If you thinking interoperability is just a buzz word — think again. At HIMMS20, more than 30,000 sq ft of displays and 19 uses cases will showcase real technologies working together. Each use case involves six to 10 organizations demonstrating different technologies in a single story focused on an individual in a clinical context.
GuardRFID CTO, & VP, Engineering Dalibor Pokrajac is leading the company’s role in two different use cases. No stranger to interoperability, this is Dalibor’s seventh consecutive year participating in the Interoperability Showcase.
He is also a member of the Standards Council of Canada as a Chair of ISO JTC/SC31 Mirror Committee. He has been active in various roles in developing RFID and RTLS standards within ISO (JTC1/SC31), IEEE (802.15.4 and P1847), and IHE (PCD).
Dalibor recently discussed why it’s important to push GuardRFID’s focus on interoperable RTLS solutions.
How do you define interoperability?
I think of interoperability as the ability of two or more different systems, unrelated to each other, to exchange information and make use of each other’s data.
What is the relation between standards and interoperability?
Standardization is critical for interoperability. Interoperability implies use of open standards, defined by one of the standardization bodies (like IEEE, ISO, IHE, etc.). Interoperability that is not based on open standards, is not considered interoperability but rather a compatibility between systems, based on proprietary interfaces.
What measures of interoperability exist for GuardRFID?
GuardRFID uses both interoperability and compatibility to interface with third-party systems. These interfaces belong into three categories:
- Integrations that use proprietary APIs from our partners, and we develop our software interface to be able to share information with them. For this purpose, we have developed the concept of Orchestrator that is a software component which resides outside our main AllGuard Server application and has number of different plugins, to interface to each of those third-party systems.

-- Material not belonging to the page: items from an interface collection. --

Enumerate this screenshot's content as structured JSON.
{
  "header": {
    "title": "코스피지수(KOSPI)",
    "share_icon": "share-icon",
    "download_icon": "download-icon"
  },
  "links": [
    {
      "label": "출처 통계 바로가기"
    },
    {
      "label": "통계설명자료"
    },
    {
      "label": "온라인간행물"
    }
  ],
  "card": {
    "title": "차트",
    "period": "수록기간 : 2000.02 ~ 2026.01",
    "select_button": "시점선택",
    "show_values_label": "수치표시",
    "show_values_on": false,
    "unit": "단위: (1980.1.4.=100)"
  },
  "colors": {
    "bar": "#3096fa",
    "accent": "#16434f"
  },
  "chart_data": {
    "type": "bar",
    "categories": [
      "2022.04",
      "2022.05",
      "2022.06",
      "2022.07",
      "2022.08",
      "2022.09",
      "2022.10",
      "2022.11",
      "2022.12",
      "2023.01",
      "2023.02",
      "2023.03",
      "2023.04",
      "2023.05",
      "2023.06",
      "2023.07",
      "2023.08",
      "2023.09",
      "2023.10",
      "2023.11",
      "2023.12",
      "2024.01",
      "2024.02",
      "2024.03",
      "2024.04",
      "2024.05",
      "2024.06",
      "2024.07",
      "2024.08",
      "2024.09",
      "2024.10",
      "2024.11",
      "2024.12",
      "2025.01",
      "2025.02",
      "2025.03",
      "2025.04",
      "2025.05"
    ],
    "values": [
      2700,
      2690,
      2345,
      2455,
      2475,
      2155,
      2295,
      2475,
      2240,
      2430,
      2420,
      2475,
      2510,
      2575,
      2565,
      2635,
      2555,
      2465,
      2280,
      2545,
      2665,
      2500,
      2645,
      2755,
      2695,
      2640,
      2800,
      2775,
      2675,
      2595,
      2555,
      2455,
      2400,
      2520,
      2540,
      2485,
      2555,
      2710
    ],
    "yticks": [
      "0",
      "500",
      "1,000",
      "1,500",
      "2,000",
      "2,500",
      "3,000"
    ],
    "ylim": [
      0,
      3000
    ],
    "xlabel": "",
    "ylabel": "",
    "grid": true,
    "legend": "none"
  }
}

- Integrations that use GuardRFID API. We have XML-based API and REST-based API. Our partners develop their software based on these APIs.
- Integrations that use open standards (IHE profiles based on HL7 protocol or RESTFul-based integrations).
All three types of integrations are important for us. Lately we see more and more traction with integrations based on open standards and we welcome this.
Do you see interoperability becoming a competitive advantage?
Interoperability was always a competitive advantage, but with significant increase in usage of IT systems in healthcare environment, integrations based on open standards are becoming a “must have” for any healthcare vendor to remain competitive and relevant.
How are you driving your organization’s advancements?
Interoperability standards in healthcare are developing fast. GuardRFID is working closely with other healthcare vendors within the IHE and IEEE workgroups that are developing new standards for information exchange within the healthcare enterprise. We are on the forefront of implementing those new standards, that allow us to: a) share our location data and events with any healthcare system that supports the same IHE profiles, and b) to consume data from other systems into our AllGuard platform to show information and real time status updates from those various third-party systems.
What are the roadblocks?
The main roadblock is customers’ awareness of existence of the new possibilities created by standards-based integration. The customers are the best drivers of standards adoption when they can push vendors to deliver system functionality necessary for interoperability. However, if the customers are not aware of potential benefits, they cannot ask for it. As Henry Ford said long time ago: “If I asked my customer what do they want, they would have asked for a faster horse.”
What advantages does interoperability present to the end user?
The most significant advantage of choosing vendors that are interoperable with each other is in ease of integration between their systems and seamless data sharing, what opens up the entire new level of functionality and features. For example, the capability of an RTLS system to show real time status of medical equipment allows a nurse to know if a particular piece of equipment is being used at that very moment, eliminating any potential ambiguity. Another characteristic example is to be able to show the location of the equipment, patients or staff members in other systems, like EMRs, equipment management systems, alarm managers, CMMS, etc.
To schedule a meeting with Dalibor Pokrajac at HIMSS in Orlando, FL March 9-13 or at ISC West in Las Vegas, NV, March 17 to 20, please book a meeting here.